• **What this task involves**
Could you copy each line of the entries that contains "label"?

[Records contained in a dataset]
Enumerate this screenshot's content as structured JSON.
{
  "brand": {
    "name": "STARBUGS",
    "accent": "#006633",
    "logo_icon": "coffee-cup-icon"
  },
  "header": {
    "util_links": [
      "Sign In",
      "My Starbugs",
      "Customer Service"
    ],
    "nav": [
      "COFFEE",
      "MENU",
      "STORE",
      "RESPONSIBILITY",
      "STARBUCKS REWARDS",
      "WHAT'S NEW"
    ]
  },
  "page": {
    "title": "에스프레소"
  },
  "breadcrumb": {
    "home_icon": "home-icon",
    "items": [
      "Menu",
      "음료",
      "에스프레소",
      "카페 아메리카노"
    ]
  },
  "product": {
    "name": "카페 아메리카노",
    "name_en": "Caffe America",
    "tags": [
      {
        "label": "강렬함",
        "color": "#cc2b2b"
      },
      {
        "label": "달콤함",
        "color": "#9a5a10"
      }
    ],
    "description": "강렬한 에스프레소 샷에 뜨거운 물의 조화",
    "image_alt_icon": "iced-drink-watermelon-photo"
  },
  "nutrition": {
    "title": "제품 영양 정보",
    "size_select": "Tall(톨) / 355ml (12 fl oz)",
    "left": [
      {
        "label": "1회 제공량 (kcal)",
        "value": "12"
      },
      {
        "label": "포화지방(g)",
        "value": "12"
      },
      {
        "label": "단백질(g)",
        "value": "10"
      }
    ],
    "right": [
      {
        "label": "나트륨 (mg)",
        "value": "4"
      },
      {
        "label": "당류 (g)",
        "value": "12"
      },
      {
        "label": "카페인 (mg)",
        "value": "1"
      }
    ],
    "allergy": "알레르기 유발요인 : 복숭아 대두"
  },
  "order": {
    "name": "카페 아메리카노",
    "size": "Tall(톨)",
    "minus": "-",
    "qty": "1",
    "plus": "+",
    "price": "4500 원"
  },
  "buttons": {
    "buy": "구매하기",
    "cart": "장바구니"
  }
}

• **Answer section**
        "label": "강렬함",
        "label": "달콤함",
        "label": "1회 제공량 (kcal)",
        "label": "포화지방(g)",
        "label": "단백질(g)",
        "label": "나트륨 (mg)",
        "label": "당류 (g)",
        "label": "카페인 (mg)",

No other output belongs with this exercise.